How to Change the World One Teacher at a Time

Christopher Rogers, also known as @MrR0g3rs on Twitter, is a valued member of my PLN.  His blog, the http://edtechswami.com, is a great source of information. His devotion to his profession and his students is admirable and his insight on educational technology is highly valued. In fact, I took my plan for a private social network for my students from what he is currently doing.

Being a teacher at this point in history can be an undeniably frustrating experience. We have politicians with no classroom experience writing curriculum from soap boxes, special interest groups chastising teachers for their supposed role in losing government money, parents calling calling principals demanding grades be raised so that their children can be accepted to a college that will plunge them into suffocating debt, and on top of all that, colleagues who staunchly refuse to adopt what you feel to be the simplest of technologies.

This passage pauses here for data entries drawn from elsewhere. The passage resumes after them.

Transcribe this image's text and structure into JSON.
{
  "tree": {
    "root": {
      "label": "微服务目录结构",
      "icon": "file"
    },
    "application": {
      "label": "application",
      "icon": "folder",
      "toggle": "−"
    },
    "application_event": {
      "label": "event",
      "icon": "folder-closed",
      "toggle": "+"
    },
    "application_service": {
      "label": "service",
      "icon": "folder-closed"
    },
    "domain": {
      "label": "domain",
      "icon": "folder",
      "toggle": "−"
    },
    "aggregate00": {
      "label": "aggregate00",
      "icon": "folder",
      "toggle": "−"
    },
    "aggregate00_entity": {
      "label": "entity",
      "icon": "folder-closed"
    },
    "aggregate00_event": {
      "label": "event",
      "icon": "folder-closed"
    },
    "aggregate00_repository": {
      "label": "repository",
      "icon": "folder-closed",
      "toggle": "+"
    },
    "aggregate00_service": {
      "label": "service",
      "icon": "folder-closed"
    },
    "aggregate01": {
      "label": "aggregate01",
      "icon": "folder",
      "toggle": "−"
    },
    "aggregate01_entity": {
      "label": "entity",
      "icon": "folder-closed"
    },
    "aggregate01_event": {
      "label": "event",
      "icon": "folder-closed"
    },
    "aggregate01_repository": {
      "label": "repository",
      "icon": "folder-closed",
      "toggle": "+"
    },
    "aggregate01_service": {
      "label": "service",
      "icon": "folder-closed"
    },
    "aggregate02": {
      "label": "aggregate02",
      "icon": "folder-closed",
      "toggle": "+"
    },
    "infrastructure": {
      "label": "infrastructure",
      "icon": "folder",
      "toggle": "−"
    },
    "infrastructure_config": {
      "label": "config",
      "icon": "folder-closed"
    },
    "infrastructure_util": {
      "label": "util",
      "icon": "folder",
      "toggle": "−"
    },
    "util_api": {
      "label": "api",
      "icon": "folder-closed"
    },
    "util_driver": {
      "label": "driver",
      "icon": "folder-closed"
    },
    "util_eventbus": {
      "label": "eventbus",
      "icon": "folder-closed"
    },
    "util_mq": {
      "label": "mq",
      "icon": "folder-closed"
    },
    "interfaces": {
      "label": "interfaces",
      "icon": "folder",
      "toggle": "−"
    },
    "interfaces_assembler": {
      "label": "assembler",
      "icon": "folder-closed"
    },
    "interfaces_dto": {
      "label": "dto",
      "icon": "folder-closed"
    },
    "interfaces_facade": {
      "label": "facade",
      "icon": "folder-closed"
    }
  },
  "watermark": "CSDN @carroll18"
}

I’m here to tell you that your principles are not wrong, but your approach might be. Leading whole staff workshops or discussions are often fruitless and if you have ever led one or attended one you know that is true. There are a couple of reasons that these large workshops fail in my experience. One of them is that teachers are notorious multi-taskers who will take any opportunity they can to goof off during your important presentation like grading papers or scheduling parent conferences. But the main reason I have found for the futility of large presentations is that the presenter has a very difficult time making the material relevant for everyone. If you can’t answer the question, “How is this going to help my students tomorrow?” in ten seconds or less, you’ve lost them. But do not despair. What do we as teachers do when the politics and gaming of the system become too much to bear? We retreat to the sanctity of our own classrooms, where between those four walls, magic happens. In that room we are make things happen and we affect the world for the better one student at a time.

Over time I have discovered that this is precisely the approach to take when it comes to changing and innovating your school. If you really want to see measurable change before they give you a gold watch and you move to Del Boca Vista you need to continue to think big, but begin to act small. Confused? Here is the plan:

1.   First do it yourself

  • Whether it is a new technological toy or the latest pedagogical technique you had better make sure that it really works and that you really know how to use it before you try to extol its virtues to others. If you don’t do this, you know as well as I do that the naysayers will poke holes in it and the status quo will beat your burgeoning revolution into a bloody pulp.

2.   Pick your target

  • Pay attention to your staff.
  • Listen to who is saying things that might suggest that they are open to trying new things.
  • Find out what they are already working on

3.   Move in for the change

  • Approach this person in a casual way, either in the hallway or pop into their room as you are walking by (curiously these people who are open to change frequently have their doors open)
  • Show them how something you are doing could make what they are already doing easier

4.   Follow-up and support

  • Once you have introduced this person to whatever it is, be sure to follow up with them to make sure that they are not getting frustrated and abandoning it. How often have you attended some workshop on the new-new thing only to get no follow up support? How many of those new-new things have any staying power?
  • Don’t be a know-it-all. Let them show you something about whatever it is that you don’t know (even if you already know it). This will boost their self-confidence and make them excited to continue.

Try this technique at your school and see if over time your influence doesn’t expand, and remember to stay positive no matter the setbacks. No one ever said that being a change-agent was easy!

  • https://redskins-tech-guy.wikispaces.com/Web+2.0+Links franze98

    #4 may be the most important point of all. With out that follow up support ideas are more likely to be abandoned. Even the simple question of “how is that going for you?” can do the job.

  • http://janwebb21@primaryblogger.co.uk janwebb21

    Funny how we find such things in common, wherever we are teaching! I blogged about resistance to change last week – http://janwebb21.primaryblogger.co.uk/2010/05/09/change-and-the-immune-response/

    After much reflection, I think one of the most effective ways of convincing colleagues that the tools have a relevant application in their classrooms is to get alongside them. We tried a peer-coaching method a few weeks ago http://janwebb21.primaryblogger.co.uk/2010/04/23/wikis-forums-and-wallwisher/ – a process which I am looking forward to continuing and which opened the professional dialogue, making the tools less scary because they were in a relevant context. I’d thoroughly recommend this as a more in-depth opportunity to follow up your informal chats.